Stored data
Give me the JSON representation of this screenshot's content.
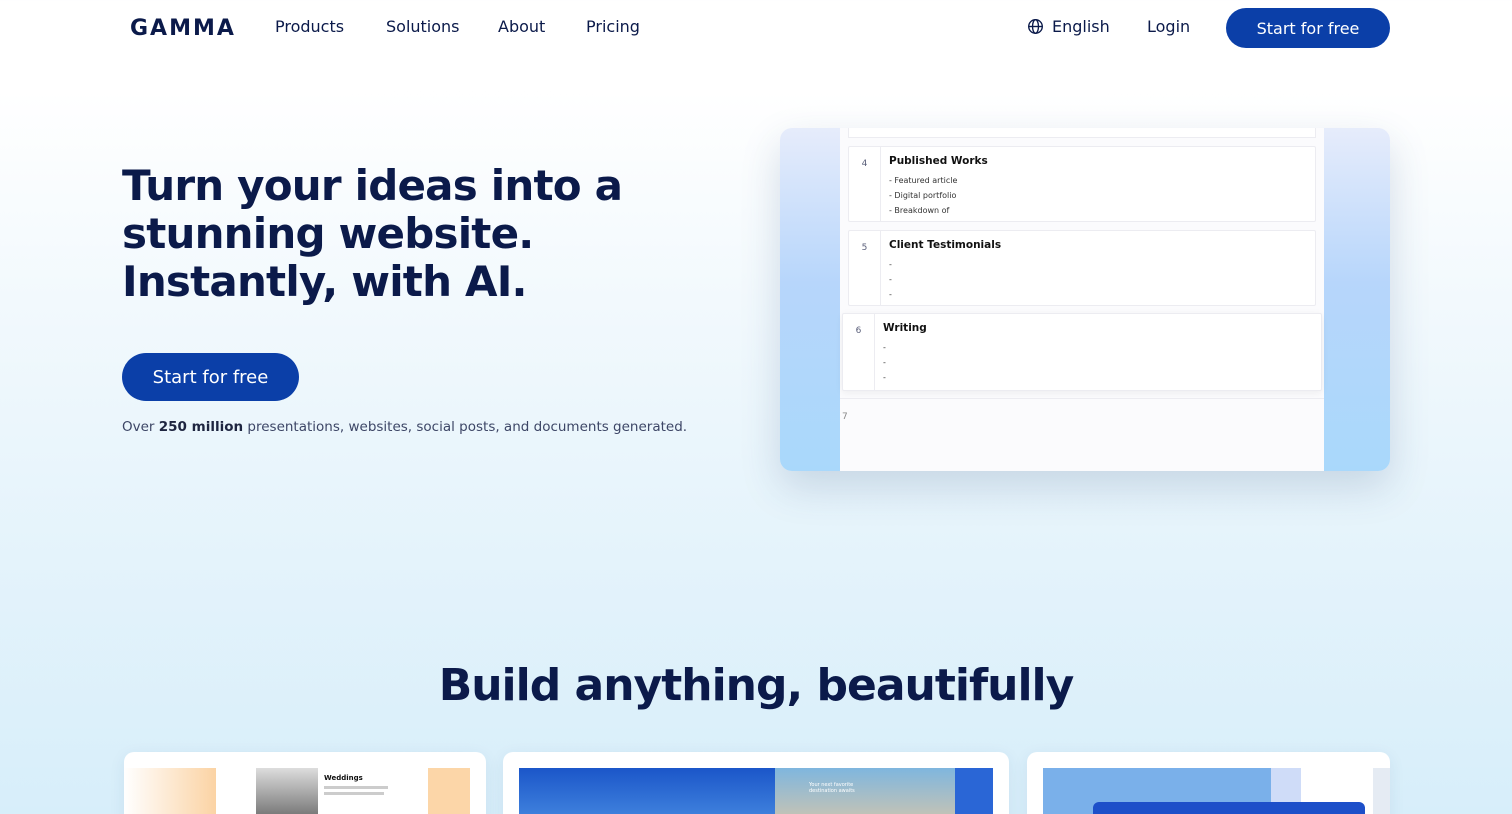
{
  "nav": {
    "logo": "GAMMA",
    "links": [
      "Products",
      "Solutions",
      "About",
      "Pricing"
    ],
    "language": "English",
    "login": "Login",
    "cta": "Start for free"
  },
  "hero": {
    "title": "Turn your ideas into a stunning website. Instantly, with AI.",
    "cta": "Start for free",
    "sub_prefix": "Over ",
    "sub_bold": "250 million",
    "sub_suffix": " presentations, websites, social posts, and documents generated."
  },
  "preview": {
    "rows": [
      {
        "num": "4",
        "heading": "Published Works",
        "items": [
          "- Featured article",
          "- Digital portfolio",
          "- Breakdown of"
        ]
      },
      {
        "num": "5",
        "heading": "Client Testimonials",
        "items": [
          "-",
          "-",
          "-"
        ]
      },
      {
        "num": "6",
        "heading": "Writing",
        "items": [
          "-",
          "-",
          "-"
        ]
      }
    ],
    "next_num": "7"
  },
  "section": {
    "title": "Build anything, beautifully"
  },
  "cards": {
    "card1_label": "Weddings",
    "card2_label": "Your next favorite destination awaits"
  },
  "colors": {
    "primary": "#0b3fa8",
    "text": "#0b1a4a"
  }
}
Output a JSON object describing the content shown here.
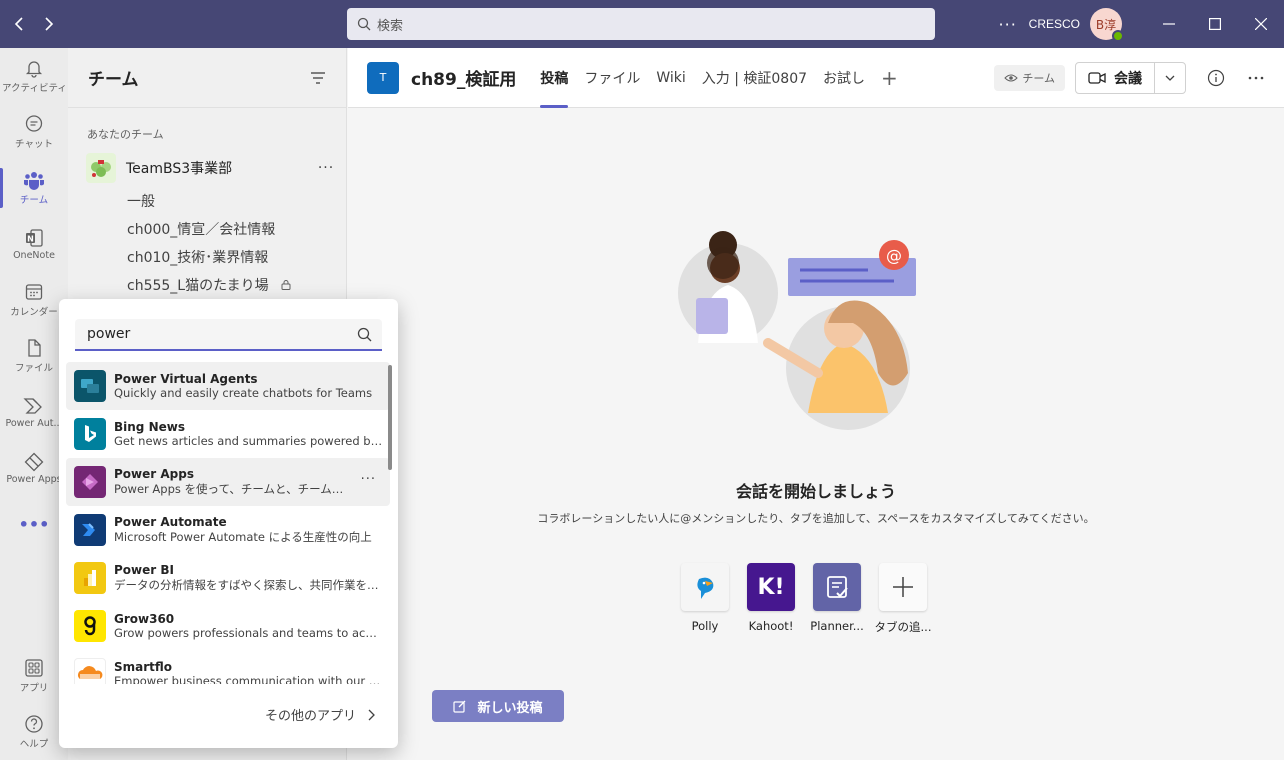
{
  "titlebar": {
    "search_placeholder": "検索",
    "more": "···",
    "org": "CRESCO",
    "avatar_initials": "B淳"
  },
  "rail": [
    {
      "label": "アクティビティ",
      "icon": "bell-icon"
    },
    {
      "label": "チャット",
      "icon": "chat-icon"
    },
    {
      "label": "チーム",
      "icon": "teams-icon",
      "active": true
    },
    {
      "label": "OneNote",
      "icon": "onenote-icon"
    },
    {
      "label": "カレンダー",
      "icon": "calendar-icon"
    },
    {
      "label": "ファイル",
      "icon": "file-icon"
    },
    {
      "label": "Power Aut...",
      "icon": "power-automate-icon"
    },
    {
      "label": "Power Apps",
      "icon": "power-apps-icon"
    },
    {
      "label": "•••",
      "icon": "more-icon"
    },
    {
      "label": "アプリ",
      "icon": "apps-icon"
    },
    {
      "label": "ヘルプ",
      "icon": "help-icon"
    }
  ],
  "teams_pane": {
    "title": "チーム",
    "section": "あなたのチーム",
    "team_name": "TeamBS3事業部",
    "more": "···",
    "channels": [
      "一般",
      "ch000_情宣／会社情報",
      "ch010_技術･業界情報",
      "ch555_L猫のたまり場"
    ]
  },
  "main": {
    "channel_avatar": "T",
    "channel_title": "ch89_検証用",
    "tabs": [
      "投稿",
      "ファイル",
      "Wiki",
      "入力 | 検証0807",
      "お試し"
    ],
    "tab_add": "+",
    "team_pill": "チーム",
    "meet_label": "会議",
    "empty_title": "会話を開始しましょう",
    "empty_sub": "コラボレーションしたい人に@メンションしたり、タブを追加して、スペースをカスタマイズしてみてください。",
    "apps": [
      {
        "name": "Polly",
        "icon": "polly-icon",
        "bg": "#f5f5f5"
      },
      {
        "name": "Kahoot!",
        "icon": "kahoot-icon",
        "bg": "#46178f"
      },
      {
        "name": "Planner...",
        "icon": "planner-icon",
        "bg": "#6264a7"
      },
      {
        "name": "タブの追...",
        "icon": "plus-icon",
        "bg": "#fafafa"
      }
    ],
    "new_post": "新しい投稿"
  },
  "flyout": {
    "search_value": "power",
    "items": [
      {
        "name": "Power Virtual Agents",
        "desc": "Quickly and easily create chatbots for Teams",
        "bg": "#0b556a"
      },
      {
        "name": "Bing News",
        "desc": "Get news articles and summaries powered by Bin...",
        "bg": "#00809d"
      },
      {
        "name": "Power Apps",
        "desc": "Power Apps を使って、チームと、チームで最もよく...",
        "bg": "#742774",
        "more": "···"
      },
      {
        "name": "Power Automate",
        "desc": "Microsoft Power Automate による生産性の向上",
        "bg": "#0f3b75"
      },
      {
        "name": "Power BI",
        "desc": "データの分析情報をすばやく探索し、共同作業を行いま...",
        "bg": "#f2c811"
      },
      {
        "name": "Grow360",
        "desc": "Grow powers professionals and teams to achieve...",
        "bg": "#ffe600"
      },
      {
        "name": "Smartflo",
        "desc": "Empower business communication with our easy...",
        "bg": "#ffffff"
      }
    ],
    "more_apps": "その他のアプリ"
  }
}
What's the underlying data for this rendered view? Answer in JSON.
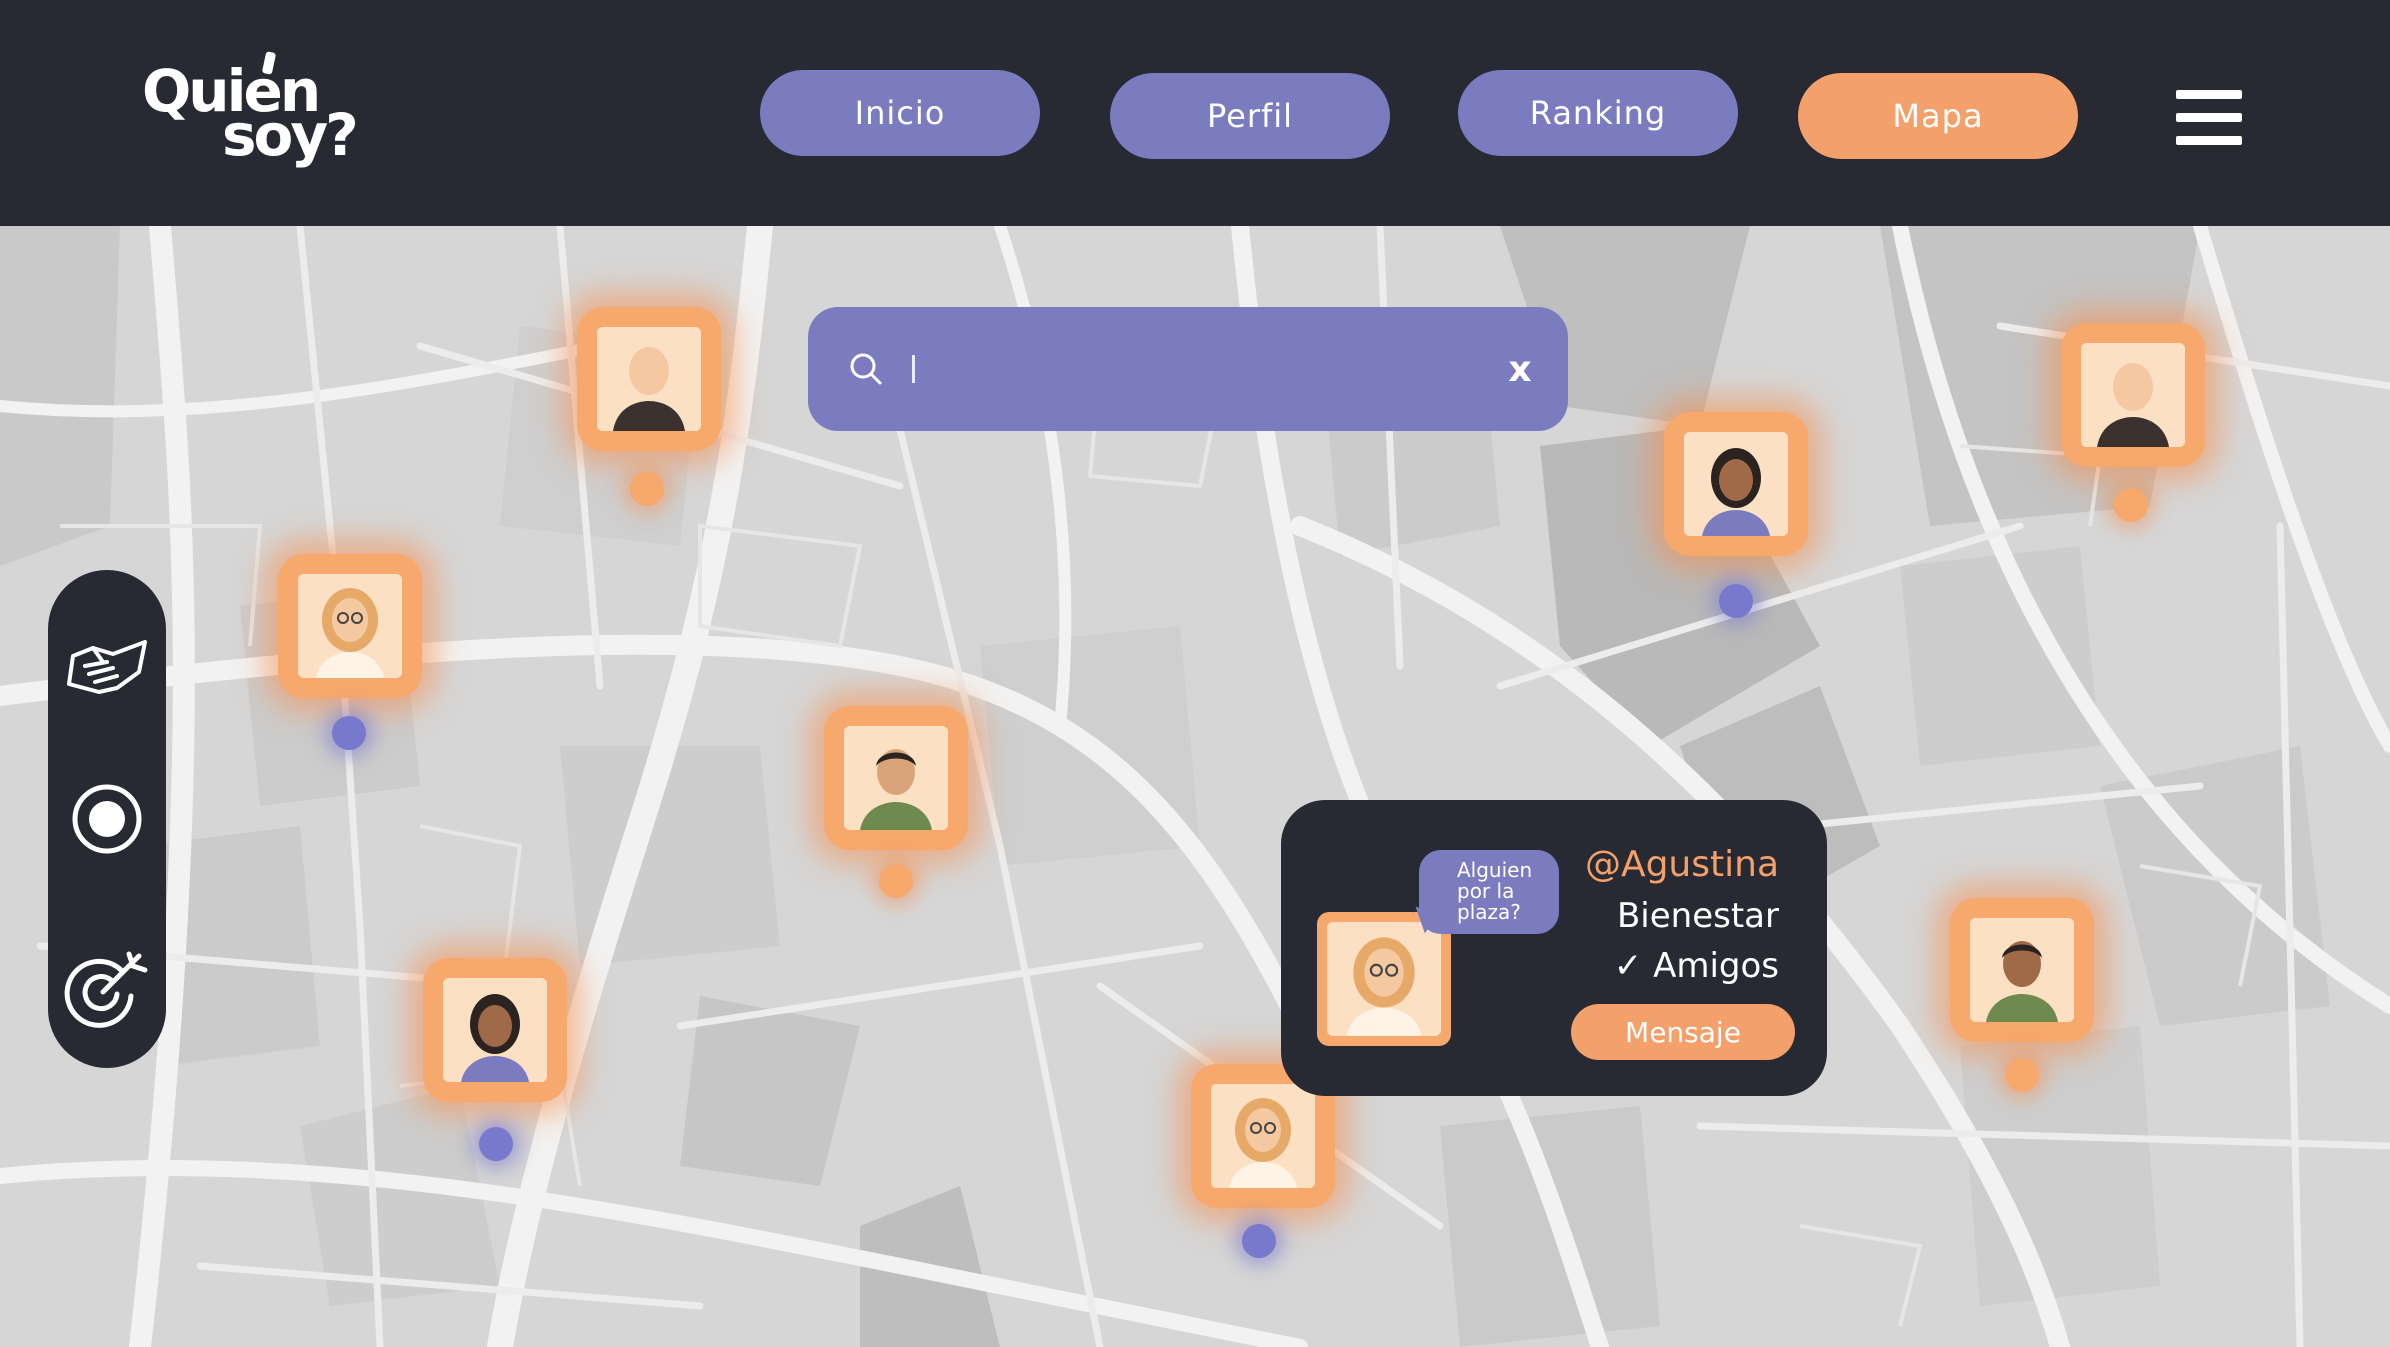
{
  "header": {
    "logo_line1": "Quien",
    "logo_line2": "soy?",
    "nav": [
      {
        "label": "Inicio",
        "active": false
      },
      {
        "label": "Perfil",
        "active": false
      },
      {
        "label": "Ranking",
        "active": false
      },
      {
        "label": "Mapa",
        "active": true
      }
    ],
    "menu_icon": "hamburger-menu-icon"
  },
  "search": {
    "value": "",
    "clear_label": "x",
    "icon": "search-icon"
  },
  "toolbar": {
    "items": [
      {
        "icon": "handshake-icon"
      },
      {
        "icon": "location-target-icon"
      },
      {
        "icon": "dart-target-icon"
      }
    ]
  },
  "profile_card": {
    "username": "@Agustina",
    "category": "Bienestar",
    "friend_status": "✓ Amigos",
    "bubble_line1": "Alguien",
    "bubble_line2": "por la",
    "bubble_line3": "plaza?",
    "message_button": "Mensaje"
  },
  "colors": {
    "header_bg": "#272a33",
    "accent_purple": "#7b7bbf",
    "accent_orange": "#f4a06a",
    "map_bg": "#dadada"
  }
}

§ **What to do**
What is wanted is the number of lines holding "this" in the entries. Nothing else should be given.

§ **Exercise solution**
2